__TASK TO CARRY OUT__
Scan the entries for the word "Urban". Every line that has it should be copied.

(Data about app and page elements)
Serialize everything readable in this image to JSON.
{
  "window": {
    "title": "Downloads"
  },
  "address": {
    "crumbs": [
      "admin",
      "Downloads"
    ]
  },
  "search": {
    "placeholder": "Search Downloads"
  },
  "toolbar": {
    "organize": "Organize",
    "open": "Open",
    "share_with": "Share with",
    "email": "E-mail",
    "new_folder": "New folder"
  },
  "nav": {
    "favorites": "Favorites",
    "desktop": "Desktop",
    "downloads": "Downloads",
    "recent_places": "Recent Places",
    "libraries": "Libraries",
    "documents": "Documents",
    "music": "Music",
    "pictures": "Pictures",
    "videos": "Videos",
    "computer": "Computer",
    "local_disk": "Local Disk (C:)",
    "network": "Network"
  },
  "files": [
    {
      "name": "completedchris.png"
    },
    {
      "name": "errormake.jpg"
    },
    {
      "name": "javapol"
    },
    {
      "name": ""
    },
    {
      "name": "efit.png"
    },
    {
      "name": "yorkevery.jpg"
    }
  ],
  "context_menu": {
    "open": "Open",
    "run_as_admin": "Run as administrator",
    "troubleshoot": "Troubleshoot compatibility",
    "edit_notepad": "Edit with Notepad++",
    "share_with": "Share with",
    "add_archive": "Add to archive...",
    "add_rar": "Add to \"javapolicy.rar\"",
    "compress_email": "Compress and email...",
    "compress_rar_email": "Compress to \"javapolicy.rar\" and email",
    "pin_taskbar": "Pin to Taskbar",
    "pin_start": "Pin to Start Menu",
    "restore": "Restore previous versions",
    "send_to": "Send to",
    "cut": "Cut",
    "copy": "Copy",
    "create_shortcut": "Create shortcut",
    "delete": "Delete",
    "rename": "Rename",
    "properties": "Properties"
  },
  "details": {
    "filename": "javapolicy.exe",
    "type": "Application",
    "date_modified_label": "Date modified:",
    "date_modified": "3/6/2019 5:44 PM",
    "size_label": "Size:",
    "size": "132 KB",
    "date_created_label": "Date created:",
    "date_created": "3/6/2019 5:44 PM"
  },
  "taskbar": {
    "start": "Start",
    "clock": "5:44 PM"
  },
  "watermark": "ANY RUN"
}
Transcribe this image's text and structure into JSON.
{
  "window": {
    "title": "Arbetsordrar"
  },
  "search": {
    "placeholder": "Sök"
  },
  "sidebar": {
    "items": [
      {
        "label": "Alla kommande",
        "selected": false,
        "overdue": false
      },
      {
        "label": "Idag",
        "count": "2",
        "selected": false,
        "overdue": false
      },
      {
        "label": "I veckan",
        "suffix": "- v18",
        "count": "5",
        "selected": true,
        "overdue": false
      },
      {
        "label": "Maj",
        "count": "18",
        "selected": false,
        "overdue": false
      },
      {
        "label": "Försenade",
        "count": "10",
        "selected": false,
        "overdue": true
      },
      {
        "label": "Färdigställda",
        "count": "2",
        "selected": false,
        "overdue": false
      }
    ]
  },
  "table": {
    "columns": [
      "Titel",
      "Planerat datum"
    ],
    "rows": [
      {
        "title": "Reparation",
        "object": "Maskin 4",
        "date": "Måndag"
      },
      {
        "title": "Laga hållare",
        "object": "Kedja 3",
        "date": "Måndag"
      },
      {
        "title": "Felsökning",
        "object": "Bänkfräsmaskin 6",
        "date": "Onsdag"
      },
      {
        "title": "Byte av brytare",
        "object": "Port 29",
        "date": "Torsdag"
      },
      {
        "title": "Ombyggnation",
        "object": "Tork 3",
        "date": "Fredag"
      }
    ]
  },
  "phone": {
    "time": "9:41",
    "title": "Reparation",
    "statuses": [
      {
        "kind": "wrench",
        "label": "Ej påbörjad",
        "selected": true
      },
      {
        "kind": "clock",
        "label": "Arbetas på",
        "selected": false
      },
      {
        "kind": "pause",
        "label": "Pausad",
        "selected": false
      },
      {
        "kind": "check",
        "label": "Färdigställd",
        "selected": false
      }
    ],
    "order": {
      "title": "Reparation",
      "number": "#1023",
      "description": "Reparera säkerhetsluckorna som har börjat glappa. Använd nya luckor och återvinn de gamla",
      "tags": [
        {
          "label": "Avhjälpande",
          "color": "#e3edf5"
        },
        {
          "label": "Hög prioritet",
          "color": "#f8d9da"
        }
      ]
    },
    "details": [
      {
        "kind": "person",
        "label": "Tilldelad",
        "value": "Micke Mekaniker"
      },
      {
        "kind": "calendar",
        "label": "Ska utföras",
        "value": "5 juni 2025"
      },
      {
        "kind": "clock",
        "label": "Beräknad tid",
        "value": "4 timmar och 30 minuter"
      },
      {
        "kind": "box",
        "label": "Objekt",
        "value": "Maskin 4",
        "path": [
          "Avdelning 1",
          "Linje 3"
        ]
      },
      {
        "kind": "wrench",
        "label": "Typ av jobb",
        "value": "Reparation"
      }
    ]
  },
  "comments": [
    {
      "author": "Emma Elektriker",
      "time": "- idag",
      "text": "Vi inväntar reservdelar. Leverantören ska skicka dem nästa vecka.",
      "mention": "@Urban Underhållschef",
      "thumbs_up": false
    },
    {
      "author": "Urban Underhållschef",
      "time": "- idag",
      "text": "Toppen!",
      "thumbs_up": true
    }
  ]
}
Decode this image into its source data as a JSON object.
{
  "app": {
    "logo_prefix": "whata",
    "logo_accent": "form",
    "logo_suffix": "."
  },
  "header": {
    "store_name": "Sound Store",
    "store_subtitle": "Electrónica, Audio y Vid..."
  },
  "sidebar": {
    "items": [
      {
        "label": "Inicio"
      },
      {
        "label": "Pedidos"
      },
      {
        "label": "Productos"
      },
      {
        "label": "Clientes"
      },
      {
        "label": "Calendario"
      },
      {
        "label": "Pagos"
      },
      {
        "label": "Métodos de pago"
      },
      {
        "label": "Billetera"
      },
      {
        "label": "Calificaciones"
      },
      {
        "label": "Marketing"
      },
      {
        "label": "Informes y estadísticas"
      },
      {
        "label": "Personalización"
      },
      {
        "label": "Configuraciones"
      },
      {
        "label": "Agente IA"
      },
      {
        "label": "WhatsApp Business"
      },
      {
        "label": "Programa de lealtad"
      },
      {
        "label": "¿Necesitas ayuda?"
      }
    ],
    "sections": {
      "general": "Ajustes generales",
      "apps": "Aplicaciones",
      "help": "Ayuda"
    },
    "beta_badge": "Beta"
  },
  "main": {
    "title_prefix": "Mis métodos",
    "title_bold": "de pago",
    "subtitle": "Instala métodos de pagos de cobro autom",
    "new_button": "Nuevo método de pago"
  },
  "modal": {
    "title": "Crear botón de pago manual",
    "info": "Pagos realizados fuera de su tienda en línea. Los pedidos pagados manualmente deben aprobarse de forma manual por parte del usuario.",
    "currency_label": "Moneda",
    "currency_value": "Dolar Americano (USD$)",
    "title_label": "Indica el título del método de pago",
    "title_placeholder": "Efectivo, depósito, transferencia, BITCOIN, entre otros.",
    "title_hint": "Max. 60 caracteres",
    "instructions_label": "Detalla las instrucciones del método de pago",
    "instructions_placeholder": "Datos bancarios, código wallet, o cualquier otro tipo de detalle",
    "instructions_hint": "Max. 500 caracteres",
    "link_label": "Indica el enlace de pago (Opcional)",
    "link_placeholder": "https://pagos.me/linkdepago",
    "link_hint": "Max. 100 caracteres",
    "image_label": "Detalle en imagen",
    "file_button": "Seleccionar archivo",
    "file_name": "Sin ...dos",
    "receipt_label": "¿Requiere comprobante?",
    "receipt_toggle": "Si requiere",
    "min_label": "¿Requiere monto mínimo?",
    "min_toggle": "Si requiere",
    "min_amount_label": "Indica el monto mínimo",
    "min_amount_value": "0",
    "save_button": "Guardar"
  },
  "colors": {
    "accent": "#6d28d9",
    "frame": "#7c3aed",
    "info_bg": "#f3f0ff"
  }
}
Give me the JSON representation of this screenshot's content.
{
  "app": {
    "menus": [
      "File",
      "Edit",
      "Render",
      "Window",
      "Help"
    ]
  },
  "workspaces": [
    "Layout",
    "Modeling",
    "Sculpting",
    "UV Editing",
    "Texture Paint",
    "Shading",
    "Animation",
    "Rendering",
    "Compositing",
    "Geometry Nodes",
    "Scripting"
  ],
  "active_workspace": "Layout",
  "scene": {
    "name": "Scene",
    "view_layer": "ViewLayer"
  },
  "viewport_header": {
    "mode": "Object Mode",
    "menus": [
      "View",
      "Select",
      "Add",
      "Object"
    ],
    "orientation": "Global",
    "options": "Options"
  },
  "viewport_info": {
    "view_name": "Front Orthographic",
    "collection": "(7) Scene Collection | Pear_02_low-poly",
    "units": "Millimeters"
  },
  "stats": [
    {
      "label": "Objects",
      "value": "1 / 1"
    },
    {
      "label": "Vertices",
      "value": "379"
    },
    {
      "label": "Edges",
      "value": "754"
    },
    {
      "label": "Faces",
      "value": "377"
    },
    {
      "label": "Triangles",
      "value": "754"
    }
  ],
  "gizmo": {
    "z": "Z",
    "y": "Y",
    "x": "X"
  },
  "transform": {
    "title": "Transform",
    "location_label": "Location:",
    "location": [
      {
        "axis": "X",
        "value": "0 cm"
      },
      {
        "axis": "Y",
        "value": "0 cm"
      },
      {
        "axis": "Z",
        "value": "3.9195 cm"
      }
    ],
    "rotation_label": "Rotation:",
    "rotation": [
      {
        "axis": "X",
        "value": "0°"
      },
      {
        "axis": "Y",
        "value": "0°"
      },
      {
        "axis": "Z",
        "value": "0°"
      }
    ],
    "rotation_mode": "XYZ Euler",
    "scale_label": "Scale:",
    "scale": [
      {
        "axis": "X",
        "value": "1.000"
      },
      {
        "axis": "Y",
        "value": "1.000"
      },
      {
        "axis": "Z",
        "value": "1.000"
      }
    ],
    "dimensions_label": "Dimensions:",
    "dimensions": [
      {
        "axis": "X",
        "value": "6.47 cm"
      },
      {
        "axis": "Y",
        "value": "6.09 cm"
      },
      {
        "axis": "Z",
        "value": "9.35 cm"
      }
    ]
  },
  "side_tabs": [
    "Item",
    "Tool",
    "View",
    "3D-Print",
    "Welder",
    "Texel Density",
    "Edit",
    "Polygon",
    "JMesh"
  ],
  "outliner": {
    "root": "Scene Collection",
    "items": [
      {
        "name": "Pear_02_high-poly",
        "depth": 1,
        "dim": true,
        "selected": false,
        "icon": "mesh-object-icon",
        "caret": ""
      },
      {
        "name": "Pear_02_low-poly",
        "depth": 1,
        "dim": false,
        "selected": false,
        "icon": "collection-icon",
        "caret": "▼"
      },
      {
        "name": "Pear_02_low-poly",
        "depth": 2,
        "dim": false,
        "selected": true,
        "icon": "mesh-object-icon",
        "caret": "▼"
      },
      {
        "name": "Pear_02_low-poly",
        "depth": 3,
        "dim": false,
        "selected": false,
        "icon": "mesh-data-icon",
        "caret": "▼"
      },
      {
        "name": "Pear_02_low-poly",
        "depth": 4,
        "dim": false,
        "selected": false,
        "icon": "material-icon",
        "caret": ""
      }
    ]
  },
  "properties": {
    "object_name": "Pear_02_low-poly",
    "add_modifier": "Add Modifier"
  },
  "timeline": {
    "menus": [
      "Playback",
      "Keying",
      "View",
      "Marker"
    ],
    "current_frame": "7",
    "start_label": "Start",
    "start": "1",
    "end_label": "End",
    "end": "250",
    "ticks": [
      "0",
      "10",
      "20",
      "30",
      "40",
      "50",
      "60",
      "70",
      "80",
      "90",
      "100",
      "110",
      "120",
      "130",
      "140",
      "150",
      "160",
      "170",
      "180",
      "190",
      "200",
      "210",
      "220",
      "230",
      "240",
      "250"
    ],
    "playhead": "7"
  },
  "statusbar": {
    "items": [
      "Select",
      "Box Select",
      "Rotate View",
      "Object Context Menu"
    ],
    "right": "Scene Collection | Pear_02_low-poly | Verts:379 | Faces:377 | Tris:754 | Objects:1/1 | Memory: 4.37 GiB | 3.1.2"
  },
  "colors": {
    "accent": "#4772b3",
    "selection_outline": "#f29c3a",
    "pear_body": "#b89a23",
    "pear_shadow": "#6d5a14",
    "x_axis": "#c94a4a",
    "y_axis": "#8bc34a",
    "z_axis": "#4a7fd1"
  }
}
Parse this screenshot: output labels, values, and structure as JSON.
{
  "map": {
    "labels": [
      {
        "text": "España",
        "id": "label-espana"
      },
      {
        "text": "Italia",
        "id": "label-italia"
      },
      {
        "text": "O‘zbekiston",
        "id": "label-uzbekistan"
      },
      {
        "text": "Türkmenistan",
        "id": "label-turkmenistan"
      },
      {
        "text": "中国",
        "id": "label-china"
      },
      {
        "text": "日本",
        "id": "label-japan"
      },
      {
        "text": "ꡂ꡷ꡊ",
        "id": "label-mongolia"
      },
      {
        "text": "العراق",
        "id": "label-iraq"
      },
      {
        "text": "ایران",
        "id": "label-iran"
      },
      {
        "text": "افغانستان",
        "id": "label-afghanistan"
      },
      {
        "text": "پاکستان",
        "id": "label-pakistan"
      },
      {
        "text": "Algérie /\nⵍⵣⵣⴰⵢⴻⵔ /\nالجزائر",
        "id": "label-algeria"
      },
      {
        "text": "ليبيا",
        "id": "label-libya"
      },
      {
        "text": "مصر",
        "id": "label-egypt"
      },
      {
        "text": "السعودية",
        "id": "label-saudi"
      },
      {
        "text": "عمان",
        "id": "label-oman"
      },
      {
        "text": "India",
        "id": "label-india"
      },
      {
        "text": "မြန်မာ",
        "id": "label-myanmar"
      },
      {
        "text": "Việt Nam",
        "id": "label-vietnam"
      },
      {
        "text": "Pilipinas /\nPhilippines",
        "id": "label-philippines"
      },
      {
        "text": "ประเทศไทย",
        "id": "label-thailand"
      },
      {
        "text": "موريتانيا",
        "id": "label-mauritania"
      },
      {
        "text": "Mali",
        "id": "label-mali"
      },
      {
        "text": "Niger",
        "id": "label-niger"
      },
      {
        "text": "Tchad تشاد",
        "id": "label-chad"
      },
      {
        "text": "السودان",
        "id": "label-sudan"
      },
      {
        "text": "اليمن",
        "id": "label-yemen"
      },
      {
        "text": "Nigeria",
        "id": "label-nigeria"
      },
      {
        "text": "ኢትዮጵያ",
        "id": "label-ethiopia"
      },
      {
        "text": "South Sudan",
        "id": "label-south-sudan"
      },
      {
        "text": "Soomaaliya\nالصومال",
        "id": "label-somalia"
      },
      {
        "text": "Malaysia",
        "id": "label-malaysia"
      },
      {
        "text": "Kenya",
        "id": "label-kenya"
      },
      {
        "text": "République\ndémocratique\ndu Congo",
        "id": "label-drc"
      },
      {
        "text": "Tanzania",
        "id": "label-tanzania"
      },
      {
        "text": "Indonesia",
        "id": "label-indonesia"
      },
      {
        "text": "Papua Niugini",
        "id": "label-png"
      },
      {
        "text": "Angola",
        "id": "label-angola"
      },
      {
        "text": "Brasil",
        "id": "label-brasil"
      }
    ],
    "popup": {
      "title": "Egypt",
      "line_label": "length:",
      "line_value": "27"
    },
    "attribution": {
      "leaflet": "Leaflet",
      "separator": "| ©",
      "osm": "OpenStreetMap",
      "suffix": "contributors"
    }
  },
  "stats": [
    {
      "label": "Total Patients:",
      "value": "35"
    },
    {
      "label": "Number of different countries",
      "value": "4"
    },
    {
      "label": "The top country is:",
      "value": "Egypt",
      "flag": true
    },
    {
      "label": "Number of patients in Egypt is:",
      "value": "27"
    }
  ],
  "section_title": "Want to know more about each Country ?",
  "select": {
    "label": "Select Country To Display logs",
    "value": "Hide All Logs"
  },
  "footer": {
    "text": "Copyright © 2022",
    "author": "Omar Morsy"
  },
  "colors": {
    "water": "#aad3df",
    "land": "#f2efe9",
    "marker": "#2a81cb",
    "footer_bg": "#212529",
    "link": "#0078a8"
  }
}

__WORKED SOLUTION__
      "mention": "@Urban Underhållschef",
      "author": "Urban Underhållschef",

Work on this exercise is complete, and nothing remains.